The ringgit skidded to a six-year low of RM3.6628 to a US dollar ahead of BNM’s decision last Thursday before recovering to 3.6487 at closing. It was still the worst performing among Bloomberg’s selection of 12 Asian currencies, having skidded 12.78% versus the greenback in the past six months. Year-to-date, the ringgit is at second last place with a 4.15% decline as at March 5, just ahead of the 4.63% decline for the Indonesian rupiah, Bloomberg data showed.
“Oil price movements and developments over 1MDB will be critical in determining the ringgit’s performance going forward,” an economist says.
While a weaker ringgit would make foreign-denominated debt more costly, BaML’s Chua, for one, reckons that the central bank would choose to support growth even if the move could cause the ringgit to slide.
The Citi economists too maintain they view that BNM will likely keep rates unchanged in 2015 “barring significant changes in the growth outlook”.
Will BNM have reason to change its assessment of growth?
Malaysia’s official GDP projection was revised to 4.5% to 5.5% in January, slower than the 6% at which the economy expanded in 2014.
When releasing 4Q GDP on Feb 12, the BNM governor said Malaysia is still on a “steady growth path” and that there remains ample liquidity in the domestic financial system and no disruption to financial intermediation. This was repeated in its latest statement last Wednesday.
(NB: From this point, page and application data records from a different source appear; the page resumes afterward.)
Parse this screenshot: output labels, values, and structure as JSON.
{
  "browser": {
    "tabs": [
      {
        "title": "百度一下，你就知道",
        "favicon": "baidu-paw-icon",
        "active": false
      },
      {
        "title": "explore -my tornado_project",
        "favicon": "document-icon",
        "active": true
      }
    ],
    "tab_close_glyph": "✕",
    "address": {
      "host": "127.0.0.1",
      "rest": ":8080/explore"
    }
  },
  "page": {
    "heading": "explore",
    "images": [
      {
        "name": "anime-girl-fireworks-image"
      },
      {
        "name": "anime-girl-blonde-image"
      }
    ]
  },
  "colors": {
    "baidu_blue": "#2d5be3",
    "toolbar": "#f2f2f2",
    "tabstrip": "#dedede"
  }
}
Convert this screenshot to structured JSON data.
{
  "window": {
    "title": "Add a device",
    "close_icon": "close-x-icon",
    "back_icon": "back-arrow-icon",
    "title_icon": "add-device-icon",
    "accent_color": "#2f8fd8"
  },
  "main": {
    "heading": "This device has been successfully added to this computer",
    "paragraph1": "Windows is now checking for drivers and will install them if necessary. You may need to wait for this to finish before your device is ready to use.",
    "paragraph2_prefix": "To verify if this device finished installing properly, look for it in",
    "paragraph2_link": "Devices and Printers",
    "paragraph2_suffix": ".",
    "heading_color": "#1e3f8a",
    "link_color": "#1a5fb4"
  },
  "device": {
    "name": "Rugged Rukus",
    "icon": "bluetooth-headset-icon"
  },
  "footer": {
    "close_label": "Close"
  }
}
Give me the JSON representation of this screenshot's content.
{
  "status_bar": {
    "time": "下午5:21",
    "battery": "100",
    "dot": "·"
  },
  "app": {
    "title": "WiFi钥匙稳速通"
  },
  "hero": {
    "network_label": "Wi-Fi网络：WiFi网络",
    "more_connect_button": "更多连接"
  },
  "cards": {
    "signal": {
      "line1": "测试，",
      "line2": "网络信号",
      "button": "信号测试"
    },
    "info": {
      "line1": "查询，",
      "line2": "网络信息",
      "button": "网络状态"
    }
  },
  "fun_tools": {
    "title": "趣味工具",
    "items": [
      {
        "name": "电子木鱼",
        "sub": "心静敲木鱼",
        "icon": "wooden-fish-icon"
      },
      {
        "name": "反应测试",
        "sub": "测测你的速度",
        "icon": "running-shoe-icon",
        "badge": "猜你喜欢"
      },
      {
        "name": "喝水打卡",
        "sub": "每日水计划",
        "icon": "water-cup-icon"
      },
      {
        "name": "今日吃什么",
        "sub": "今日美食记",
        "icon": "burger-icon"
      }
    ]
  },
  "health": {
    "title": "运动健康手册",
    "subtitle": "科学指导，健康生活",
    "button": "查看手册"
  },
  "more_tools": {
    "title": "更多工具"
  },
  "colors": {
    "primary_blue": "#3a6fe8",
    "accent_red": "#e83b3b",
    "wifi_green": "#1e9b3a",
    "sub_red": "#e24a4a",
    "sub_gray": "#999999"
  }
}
“Investment activity is also expected to remain resilient, with broad-based capital spending by both the private and public sectors, thus cushioning the lower investment in the oil and gas sector,” BNM said in its March 5 statement. BNM traditionally also provides its forecast and view on the economy in its annual report.
In a recent interview, BaML’s Chua said a weaker ringgit “may be one of the few [policy] options to support exports and growth” and that the Malaysian government should also focus on reviving foreign direct investment and tourism to help support growth.
Any boost would be a welcome respite for Malaysia. As it is, Malaysia’s approved investments are expected to moderate this year — after four straight years of record growth — on softer sentiments in the oil and gas, as well as real estate sectors.
This article first appeared in The Edge Malaysia Weekly, on March 9 - 15, 2015.